## Problem to solve:
Using the records provided below, locate and copy each line that contains the word "контракта".
○ ○ ○ ○
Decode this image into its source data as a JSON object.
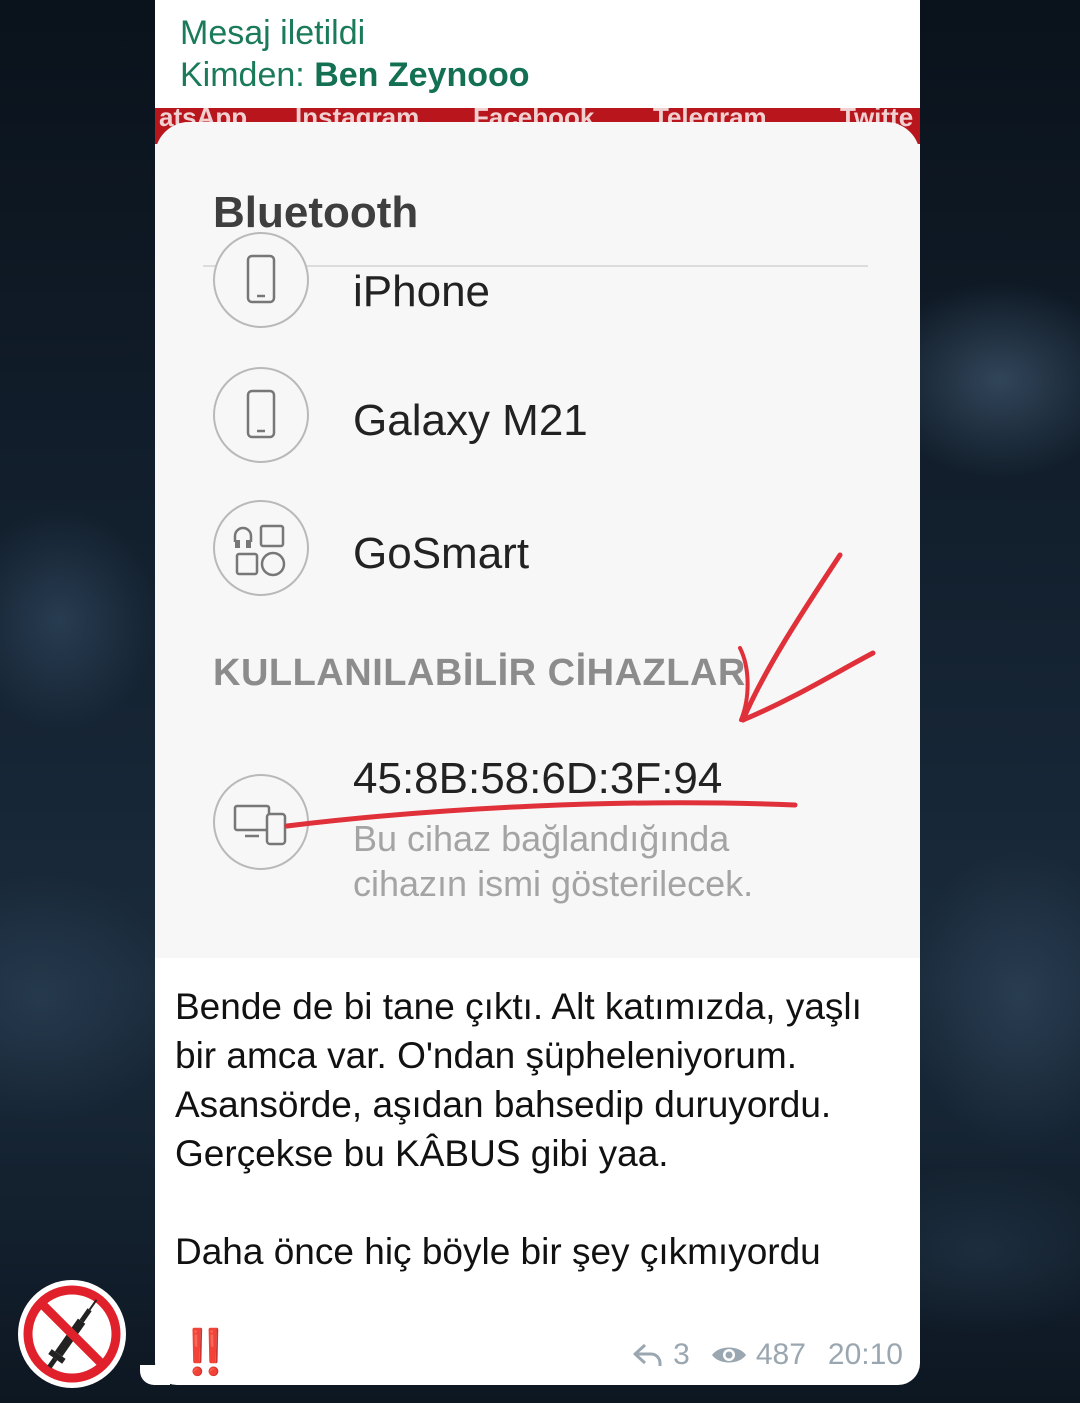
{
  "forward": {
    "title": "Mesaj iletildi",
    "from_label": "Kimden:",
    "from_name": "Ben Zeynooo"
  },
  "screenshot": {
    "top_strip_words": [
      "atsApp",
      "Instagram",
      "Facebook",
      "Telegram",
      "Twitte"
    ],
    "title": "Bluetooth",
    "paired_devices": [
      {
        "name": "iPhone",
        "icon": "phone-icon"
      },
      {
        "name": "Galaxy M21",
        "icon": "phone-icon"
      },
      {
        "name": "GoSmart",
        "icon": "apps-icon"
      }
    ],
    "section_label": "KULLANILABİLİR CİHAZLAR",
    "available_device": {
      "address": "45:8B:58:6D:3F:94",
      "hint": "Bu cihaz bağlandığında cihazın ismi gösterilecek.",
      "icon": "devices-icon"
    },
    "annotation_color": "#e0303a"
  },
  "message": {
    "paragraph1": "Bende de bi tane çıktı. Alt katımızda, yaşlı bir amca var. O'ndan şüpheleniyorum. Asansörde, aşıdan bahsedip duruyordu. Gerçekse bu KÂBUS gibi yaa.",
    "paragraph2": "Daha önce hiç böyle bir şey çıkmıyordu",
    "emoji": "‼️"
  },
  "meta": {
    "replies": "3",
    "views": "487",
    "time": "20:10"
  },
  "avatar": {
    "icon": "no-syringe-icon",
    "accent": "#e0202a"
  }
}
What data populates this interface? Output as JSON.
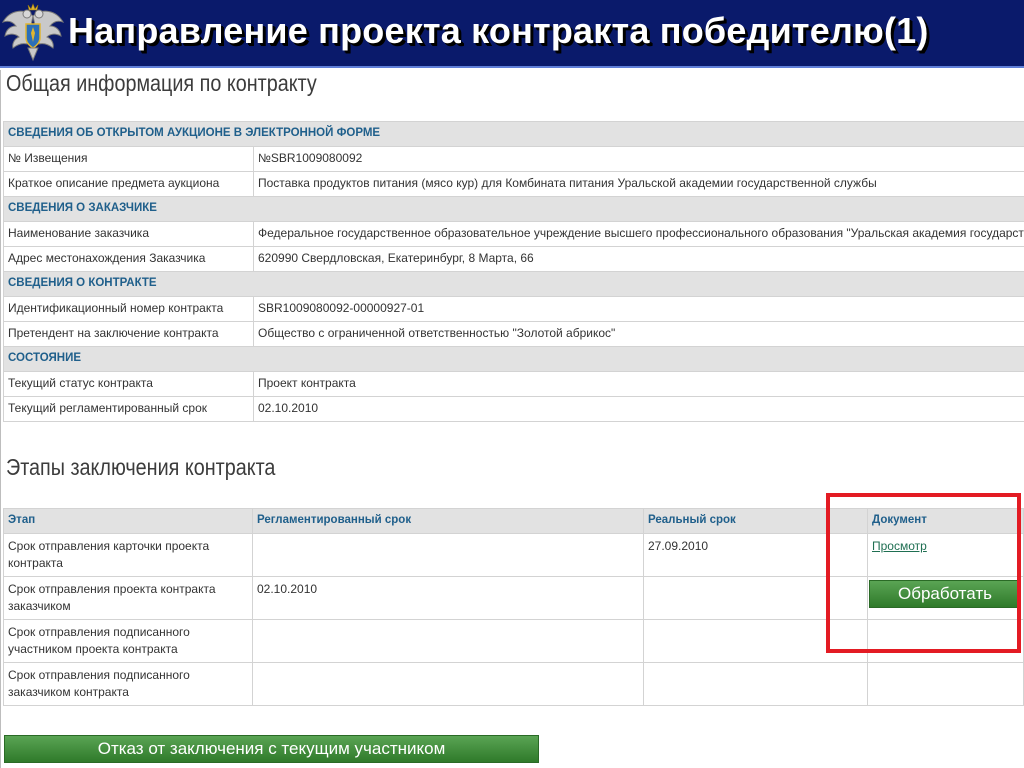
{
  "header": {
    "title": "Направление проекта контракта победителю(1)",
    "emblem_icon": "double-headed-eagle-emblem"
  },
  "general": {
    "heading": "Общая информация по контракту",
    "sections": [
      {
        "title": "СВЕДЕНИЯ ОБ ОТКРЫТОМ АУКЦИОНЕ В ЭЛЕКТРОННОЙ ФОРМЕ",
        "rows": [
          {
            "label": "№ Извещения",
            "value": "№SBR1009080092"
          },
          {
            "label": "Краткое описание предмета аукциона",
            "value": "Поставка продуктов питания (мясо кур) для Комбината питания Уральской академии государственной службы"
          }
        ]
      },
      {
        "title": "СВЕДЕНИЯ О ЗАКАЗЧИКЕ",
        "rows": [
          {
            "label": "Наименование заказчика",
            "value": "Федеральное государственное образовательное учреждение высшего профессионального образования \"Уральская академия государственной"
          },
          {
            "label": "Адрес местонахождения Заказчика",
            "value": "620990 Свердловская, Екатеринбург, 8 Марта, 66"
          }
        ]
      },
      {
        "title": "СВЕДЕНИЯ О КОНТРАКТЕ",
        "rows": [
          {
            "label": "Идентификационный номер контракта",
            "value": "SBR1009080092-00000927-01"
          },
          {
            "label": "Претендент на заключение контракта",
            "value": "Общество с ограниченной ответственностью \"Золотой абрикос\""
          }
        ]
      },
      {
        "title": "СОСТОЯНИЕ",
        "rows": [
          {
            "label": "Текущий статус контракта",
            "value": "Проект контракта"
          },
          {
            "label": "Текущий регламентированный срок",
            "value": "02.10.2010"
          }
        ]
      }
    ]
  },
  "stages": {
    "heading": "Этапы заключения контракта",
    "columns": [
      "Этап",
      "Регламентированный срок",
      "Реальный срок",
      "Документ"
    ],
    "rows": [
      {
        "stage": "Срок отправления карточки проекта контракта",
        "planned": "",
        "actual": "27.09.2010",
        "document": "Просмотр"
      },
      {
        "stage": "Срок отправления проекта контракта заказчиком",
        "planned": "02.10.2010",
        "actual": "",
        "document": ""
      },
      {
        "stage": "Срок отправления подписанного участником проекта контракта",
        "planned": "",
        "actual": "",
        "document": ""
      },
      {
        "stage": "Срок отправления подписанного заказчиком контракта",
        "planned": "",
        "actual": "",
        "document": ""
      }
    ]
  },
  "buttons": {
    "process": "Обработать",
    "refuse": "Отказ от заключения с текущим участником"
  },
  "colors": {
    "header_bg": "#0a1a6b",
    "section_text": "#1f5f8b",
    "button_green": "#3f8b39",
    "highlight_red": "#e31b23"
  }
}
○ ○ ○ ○
## Solution for this problem:
    "title": "Направление проекта контракта победителю(1)",
            "label": "Идентификационный номер контракта",
            "label": "Претендент на заключение контракта",
            "label": "Текущий статус контракта",
            "value": "Проект контракта"
    "heading": "Этапы заключения контракта",
        "stage": "Срок отправления карточки проекта контракта",
        "stage": "Срок отправления проекта контракта заказчиком",
        "stage": "Срок отправления подписанного участником проекта контракта",
        "stage": "Срок отправления подписанного заказчиком контракта",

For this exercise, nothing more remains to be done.